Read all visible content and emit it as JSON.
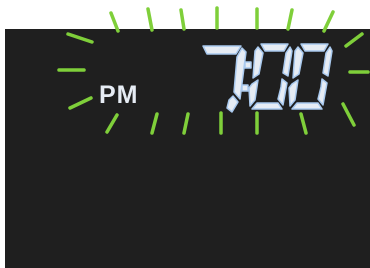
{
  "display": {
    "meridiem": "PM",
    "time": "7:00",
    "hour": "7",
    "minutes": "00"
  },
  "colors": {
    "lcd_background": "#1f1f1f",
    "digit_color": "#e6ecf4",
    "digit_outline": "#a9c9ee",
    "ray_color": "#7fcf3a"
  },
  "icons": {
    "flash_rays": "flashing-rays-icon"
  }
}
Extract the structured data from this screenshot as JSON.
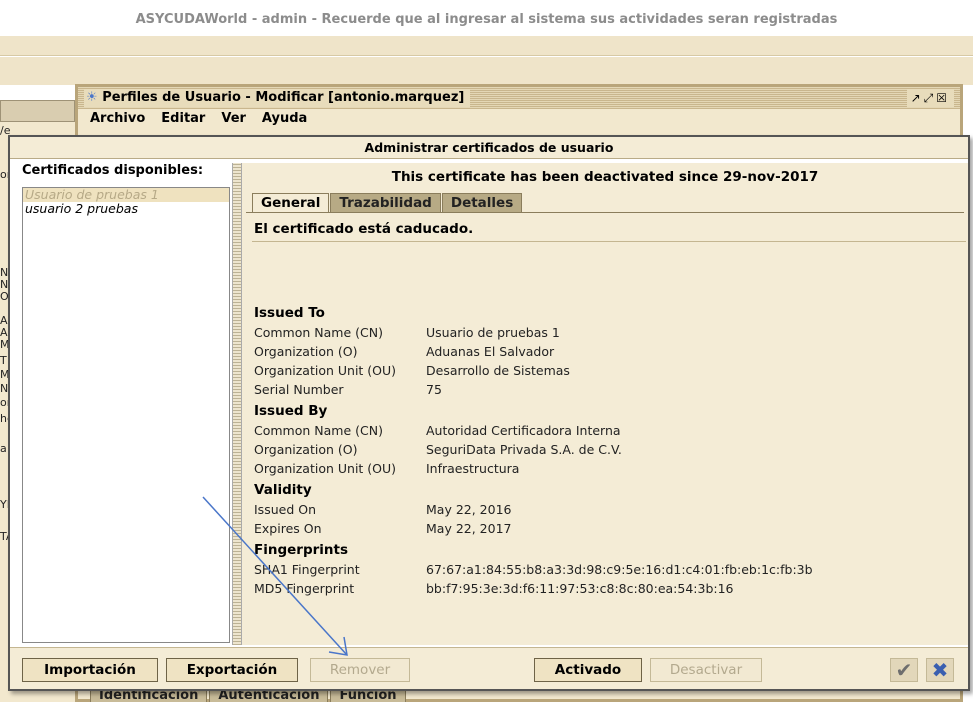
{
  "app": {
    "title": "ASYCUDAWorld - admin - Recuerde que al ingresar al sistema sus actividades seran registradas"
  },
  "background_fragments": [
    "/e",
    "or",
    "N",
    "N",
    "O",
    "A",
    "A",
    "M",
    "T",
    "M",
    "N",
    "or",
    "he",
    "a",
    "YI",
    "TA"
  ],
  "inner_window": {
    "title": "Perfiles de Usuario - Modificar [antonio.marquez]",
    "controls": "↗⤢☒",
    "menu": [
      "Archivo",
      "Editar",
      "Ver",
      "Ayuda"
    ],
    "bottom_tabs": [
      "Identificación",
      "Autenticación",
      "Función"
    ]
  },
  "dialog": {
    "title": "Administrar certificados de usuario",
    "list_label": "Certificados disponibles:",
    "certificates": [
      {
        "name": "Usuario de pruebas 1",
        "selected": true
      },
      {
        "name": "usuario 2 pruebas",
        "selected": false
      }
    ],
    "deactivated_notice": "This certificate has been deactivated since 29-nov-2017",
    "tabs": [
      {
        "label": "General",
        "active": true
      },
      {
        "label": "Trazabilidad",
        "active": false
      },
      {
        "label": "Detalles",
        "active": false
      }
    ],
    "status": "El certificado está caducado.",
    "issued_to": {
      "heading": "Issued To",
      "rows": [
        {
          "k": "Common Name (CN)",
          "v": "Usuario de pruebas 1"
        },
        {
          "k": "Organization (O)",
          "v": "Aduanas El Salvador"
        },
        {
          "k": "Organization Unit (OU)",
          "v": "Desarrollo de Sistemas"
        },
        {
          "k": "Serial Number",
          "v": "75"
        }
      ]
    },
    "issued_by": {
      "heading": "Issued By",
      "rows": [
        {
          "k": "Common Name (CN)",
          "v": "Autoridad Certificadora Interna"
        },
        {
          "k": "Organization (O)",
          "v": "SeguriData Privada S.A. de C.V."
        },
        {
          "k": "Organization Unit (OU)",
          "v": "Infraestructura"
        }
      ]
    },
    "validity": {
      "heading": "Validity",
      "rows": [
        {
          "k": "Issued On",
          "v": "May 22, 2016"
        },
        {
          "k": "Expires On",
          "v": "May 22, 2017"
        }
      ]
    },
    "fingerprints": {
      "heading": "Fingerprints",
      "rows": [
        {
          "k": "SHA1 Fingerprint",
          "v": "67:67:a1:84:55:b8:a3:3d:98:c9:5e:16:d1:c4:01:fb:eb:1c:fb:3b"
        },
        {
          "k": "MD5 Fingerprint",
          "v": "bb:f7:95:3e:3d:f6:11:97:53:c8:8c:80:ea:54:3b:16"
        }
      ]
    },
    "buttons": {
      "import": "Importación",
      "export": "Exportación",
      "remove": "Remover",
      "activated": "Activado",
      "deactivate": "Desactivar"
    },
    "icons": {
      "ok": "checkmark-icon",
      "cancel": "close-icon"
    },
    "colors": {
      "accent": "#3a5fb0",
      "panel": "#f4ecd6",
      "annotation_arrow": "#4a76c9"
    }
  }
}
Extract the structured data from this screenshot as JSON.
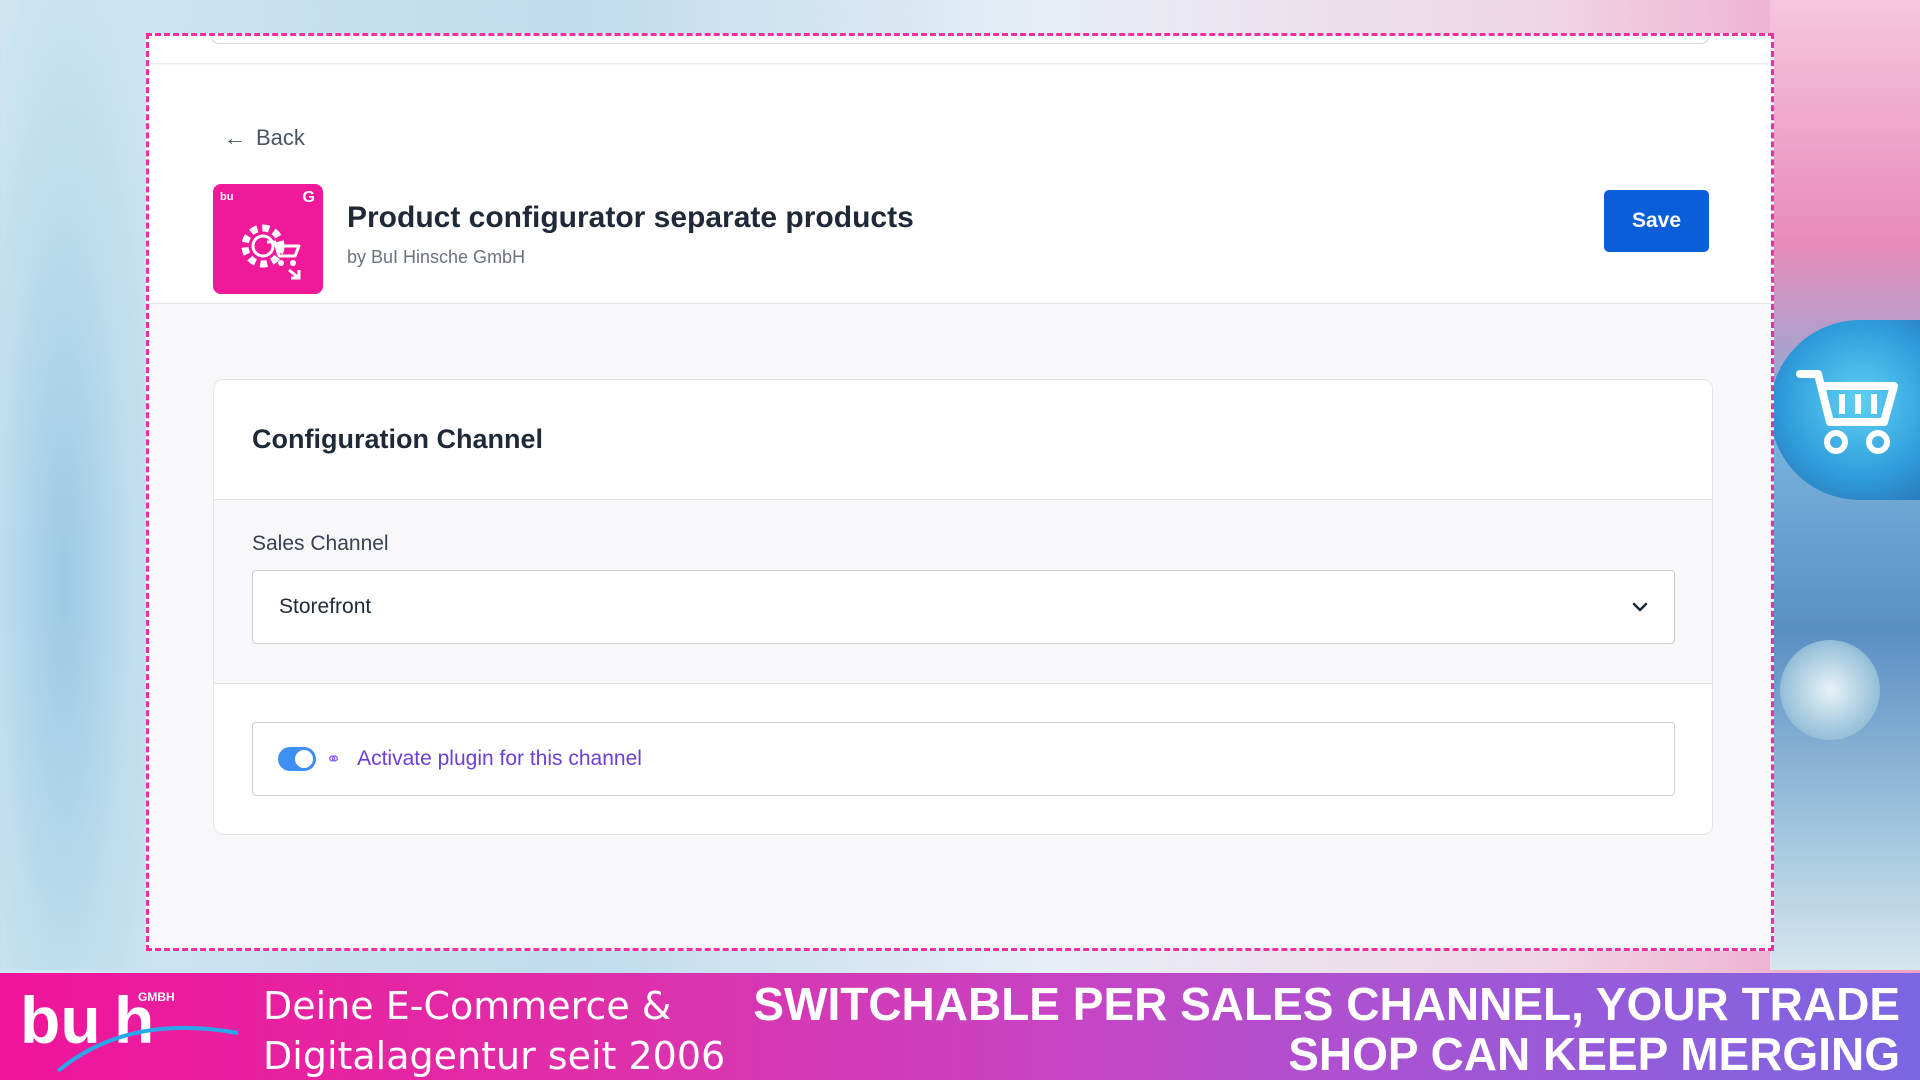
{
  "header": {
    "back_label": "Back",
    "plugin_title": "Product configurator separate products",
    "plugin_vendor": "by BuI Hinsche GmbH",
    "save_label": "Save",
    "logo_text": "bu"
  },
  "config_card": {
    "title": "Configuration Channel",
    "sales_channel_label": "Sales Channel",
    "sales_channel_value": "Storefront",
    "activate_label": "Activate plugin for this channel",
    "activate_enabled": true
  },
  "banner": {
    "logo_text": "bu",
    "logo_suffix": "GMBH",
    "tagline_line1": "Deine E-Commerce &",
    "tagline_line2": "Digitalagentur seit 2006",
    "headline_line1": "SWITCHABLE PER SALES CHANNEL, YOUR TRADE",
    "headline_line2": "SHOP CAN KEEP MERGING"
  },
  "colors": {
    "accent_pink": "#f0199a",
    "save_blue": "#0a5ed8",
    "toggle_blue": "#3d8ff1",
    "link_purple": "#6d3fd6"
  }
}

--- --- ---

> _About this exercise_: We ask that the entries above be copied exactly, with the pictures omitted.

> _The answer_:
Read all visible content and emit it as JSON.
{
  "display": {
    "meridiem": "PM",
    "time": "7:00",
    "hour": "7",
    "minutes": "00"
  },
  "colors": {
    "lcd_background": "#1f1f1f",
    "digit_color": "#e6ecf4",
    "digit_outline": "#a9c9ee",
    "ray_color": "#7fcf3a"
  },
  "icons": {
    "flash_rays": "flashing-rays-icon"
  }
}
Extract the structured data from this screenshot as JSON.
{
  "app": {
    "title": "ASYCUDAWorld - admin - Recuerde que al ingresar al sistema sus actividades seran registradas"
  },
  "background_fragments": [
    "/e",
    "or",
    "N",
    "N",
    "O",
    "A",
    "A",
    "M",
    "T",
    "M",
    "N",
    "or",
    "he",
    "a",
    "YI",
    "TA"
  ],
  "inner_window": {
    "title": "Perfiles de Usuario - Modificar [antonio.marquez]",
    "controls": "↗⤢☒",
    "menu": [
      "Archivo",
      "Editar",
      "Ver",
      "Ayuda"
    ],
    "bottom_tabs": [
      "Identificación",
      "Autenticación",
      "Función"
    ]
  },
  "dialog": {
    "title": "Administrar certificados de usuario",
    "list_label": "Certificados disponibles:",
    "certificates": [
      {
        "name": "Usuario de pruebas 1",
        "selected": true
      },
      {
        "name": "usuario 2 pruebas",
        "selected": false
      }
    ],
    "deactivated_notice": "This certificate has been deactivated since 29-nov-2017",
    "tabs": [
      {
        "label": "General",
        "active": true
      },
      {
        "label": "Trazabilidad",
        "active": false
      },
      {
        "label": "Detalles",
        "active": false
      }
    ],
    "status": "El certificado está caducado.",
    "issued_to": {
      "heading": "Issued To",
      "rows": [
        {
          "k": "Common Name (CN)",
          "v": "Usuario de pruebas 1"
        },
        {
          "k": "Organization (O)",
          "v": "Aduanas El Salvador"
        },
        {
          "k": "Organization Unit (OU)",
          "v": "Desarrollo de Sistemas"
        },
        {
          "k": "Serial Number",
          "v": "75"
        }
      ]
    },
    "issued_by": {
      "heading": "Issued By",
      "rows": [
        {
          "k": "Common Name (CN)",
          "v": "Autoridad Certificadora Interna"
        },
        {
          "k": "Organization (O)",
          "v": "SeguriData Privada S.A. de C.V."
        },
        {
          "k": "Organization Unit (OU)",
          "v": "Infraestructura"
        }
      ]
    },
    "validity": {
      "heading": "Validity",
      "rows": [
        {
          "k": "Issued On",
          "v": "May 22, 2016"
        },
        {
          "k": "Expires On",
          "v": "May 22, 2017"
        }
      ]
    },
    "fingerprints": {
      "heading": "Fingerprints",
      "rows": [
        {
          "k": "SHA1 Fingerprint",
          "v": "67:67:a1:84:55:b8:a3:3d:98:c9:5e:16:d1:c4:01:fb:eb:1c:fb:3b"
        },
        {
          "k": "MD5 Fingerprint",
          "v": "bb:f7:95:3e:3d:f6:11:97:53:c8:8c:80:ea:54:3b:16"
        }
      ]
    },
    "buttons": {
      "import": "Importación",
      "export": "Exportación",
      "remove": "Remover",
      "activated": "Activado",
      "deactivate": "Desactivar"
    },
    "icons": {
      "ok": "checkmark-icon",
      "cancel": "close-icon"
    },
    "colors": {
      "accent": "#3a5fb0",
      "panel": "#f4ecd6",
      "annotation_arrow": "#4a76c9"
    }
  }
}
Extract the structured data from this screenshot as JSON.
{
  "header": {
    "back_label": "Back",
    "plugin_title": "Product configurator separate products",
    "plugin_vendor": "by BuI Hinsche GmbH",
    "save_label": "Save",
    "logo_text": "bu"
  },
  "config_card": {
    "title": "Configuration Channel",
    "sales_channel_label": "Sales Channel",
    "sales_channel_value": "Storefront",
    "activate_label": "Activate plugin for this channel",
    "activate_enabled": true
  },
  "banner": {
    "logo_text": "bu",
    "logo_suffix": "GMBH",
    "tagline_line1": "Deine E-Commerce &",
    "tagline_line2": "Digitalagentur seit 2006",
    "headline_line1": "SWITCHABLE PER SALES CHANNEL, YOUR TRADE",
    "headline_line2": "SHOP CAN KEEP MERGING"
  },
  "colors": {
    "accent_pink": "#f0199a",
    "save_blue": "#0a5ed8",
    "toggle_blue": "#3d8ff1",
    "link_purple": "#6d3fd6"
  }
}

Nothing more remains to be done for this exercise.